Items from an interface collection:
□ □ □ □
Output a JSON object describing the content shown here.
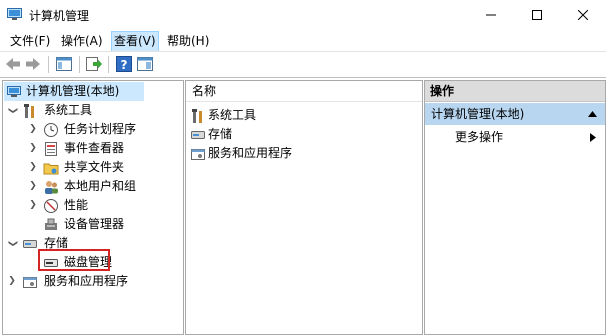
{
  "window": {
    "title": "计算机管理"
  },
  "menu": [
    "文件(F)",
    "操作(A)",
    "查看(V)",
    "帮助(H)"
  ],
  "tree": {
    "root": "计算机管理(本地)",
    "system_tools": "系统工具",
    "task_scheduler": "任务计划程序",
    "event_viewer": "事件查看器",
    "shared_folders": "共享文件夹",
    "local_users": "本地用户和组",
    "performance": "性能",
    "device_manager": "设备管理器",
    "storage": "存储",
    "disk_management": "磁盘管理",
    "services_apps": "服务和应用程序"
  },
  "list": {
    "header": "名称",
    "items": [
      "系统工具",
      "存储",
      "服务和应用程序"
    ]
  },
  "actions": {
    "header": "操作",
    "section": "计算机管理(本地)",
    "more": "更多操作"
  }
}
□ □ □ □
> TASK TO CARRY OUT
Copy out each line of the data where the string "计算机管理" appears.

> WRITTEN ANSWER
    "title": "计算机管理"
    "root": "计算机管理(本地)",
    "section": "计算机管理(本地)",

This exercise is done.